## Required action
Please copy every line from the following entries in which the word "text" appears.

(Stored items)
□ □ □ □ □

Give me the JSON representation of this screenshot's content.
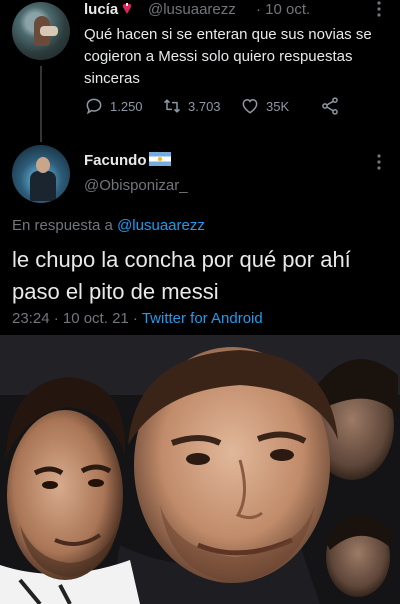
{
  "tweet": {
    "author_name": "lucía",
    "author_handle": "@lusuaarezz",
    "date": "· 10 oct.",
    "text": "Qué hacen si se enteran que sus novias se cogieron a Messi solo quiero respuestas sinceras",
    "replies": "1.250",
    "retweets": "3.703",
    "likes": "35K"
  },
  "reply": {
    "author_name": "Facundo",
    "author_handle": "@Obisponizar_",
    "in_reply_prefix": "En respuesta a",
    "in_reply_handle": "@lusuaarezz",
    "text": "le chupo la concha por qué por ahí paso el pito de messi",
    "timestamp": "23:24 · 10 oct. 21 ·",
    "source": "Twitter for Android"
  },
  "colors": {
    "background": "#000000",
    "text": "#e7e9ea",
    "muted": "#71767b",
    "link": "#1d9bf0"
  },
  "icons": {
    "reply": "reply-icon",
    "retweet": "retweet-icon",
    "like": "heart-icon",
    "share": "share-icon",
    "more": "more-icon"
  }
}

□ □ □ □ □

## Expected output
    "text": "Qué hacen si se enteran que sus novias se cogieron a Messi solo quiero respuestas sinceras",
    "text": "le chupo la concha por qué por ahí paso el pito de messi",
    "text": "#e7e9ea",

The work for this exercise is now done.